Among the following entries, say how many lines contain the word "color"; the answer is a number and nothing else.

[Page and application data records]

-*-*-

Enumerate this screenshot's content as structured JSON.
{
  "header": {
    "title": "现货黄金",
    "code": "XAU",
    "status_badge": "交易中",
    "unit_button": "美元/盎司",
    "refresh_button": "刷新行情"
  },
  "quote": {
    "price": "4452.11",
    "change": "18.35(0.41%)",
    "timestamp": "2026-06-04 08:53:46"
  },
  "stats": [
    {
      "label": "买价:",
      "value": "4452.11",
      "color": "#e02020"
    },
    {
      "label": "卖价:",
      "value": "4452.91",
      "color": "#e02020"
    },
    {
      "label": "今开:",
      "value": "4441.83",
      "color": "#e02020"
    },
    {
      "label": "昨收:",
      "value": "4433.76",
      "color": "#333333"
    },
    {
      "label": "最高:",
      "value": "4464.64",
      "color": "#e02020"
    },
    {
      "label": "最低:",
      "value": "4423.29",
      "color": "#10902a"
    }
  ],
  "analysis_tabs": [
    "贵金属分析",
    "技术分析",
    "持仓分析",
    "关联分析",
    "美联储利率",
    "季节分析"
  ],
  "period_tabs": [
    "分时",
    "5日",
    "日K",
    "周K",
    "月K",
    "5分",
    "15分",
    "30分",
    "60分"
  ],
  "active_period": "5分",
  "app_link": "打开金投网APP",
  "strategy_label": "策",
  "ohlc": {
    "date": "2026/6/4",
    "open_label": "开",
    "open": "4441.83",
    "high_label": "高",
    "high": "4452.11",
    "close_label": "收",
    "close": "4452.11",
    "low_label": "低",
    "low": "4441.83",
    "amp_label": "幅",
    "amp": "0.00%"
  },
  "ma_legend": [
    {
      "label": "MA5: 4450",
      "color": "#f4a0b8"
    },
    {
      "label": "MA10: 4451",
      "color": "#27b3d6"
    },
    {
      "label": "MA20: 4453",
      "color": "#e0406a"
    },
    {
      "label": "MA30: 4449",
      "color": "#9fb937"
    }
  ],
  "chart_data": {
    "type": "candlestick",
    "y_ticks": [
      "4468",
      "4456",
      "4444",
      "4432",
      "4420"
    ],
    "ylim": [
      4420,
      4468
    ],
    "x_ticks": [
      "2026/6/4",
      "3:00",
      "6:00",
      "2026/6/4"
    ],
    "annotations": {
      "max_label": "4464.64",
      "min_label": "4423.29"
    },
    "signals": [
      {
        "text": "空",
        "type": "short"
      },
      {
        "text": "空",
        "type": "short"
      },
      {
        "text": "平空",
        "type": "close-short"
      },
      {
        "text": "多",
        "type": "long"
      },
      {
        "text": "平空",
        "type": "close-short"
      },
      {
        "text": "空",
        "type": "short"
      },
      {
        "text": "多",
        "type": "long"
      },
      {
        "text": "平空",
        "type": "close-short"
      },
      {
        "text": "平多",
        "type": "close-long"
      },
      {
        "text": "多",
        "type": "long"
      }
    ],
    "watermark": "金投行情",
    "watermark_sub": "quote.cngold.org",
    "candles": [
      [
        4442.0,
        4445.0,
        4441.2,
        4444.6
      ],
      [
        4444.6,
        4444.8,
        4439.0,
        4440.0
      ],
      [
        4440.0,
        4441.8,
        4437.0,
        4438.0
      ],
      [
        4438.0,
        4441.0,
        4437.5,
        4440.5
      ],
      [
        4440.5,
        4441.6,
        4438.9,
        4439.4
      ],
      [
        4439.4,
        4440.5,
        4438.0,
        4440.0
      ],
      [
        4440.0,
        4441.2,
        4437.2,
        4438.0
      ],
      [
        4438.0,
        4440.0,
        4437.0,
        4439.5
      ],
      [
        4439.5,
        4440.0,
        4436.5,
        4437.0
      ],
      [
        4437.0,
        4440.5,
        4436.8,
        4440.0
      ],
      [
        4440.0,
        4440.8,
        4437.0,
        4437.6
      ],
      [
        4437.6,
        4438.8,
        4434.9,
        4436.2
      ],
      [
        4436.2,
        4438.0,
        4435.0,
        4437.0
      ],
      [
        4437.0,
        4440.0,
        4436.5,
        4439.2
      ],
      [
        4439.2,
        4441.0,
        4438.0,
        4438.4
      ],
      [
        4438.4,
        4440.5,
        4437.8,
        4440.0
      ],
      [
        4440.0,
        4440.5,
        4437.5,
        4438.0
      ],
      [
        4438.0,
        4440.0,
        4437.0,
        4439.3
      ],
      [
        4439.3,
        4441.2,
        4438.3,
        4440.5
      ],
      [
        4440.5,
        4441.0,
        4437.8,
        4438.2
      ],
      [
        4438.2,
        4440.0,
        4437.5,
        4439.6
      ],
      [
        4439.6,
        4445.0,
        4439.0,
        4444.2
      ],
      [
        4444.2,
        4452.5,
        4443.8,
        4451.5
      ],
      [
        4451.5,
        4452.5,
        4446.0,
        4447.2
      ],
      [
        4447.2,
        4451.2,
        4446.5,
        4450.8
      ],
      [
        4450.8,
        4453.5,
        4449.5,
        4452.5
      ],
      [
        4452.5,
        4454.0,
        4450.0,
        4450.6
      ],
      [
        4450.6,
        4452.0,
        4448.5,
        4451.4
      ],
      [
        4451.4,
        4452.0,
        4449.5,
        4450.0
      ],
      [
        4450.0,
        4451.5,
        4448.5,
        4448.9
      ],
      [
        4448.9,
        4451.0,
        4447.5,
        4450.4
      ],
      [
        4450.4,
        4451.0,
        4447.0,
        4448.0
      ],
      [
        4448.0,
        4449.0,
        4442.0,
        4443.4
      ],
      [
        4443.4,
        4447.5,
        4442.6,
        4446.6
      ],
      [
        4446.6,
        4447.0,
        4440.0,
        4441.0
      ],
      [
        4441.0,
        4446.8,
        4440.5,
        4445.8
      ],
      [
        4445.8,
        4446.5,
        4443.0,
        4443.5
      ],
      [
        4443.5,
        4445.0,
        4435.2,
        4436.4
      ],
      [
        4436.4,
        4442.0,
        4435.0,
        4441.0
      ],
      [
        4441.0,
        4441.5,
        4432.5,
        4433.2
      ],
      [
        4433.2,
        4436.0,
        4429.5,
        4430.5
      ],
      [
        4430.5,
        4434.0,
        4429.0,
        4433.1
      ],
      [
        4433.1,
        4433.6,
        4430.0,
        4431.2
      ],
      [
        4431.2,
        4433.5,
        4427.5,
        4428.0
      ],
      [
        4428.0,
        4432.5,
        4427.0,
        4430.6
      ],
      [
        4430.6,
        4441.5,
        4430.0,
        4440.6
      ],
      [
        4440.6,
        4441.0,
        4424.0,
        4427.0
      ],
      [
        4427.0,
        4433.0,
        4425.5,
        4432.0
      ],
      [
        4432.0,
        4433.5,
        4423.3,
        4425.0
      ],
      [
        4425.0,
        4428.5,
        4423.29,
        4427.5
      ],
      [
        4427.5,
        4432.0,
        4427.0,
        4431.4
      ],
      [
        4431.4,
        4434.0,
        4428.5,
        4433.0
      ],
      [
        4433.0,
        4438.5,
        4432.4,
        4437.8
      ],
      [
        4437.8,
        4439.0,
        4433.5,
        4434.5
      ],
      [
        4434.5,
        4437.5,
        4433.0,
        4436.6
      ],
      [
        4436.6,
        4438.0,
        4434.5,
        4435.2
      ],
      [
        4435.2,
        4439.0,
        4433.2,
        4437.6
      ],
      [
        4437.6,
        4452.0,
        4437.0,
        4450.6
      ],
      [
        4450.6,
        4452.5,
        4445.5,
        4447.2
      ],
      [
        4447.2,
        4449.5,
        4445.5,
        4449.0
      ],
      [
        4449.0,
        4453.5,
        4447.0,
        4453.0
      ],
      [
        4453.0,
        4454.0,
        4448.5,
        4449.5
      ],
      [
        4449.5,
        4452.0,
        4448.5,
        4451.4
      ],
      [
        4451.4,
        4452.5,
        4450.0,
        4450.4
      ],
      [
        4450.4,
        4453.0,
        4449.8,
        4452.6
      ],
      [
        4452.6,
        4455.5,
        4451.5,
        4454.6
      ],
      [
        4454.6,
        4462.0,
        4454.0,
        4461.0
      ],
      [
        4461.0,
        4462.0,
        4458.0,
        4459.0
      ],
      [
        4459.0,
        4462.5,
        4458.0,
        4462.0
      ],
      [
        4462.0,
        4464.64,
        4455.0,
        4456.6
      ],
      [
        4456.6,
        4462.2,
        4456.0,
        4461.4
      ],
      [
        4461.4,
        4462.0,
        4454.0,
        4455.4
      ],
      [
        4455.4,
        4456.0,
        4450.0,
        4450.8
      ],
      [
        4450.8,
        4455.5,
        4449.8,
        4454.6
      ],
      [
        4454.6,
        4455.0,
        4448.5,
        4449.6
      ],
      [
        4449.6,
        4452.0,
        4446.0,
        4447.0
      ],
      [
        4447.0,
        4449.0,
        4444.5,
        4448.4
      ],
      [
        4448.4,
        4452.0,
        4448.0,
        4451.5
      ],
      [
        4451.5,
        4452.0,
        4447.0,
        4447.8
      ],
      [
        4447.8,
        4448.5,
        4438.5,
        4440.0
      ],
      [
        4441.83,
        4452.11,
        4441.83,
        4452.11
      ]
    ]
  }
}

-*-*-

Answer to the problem – 10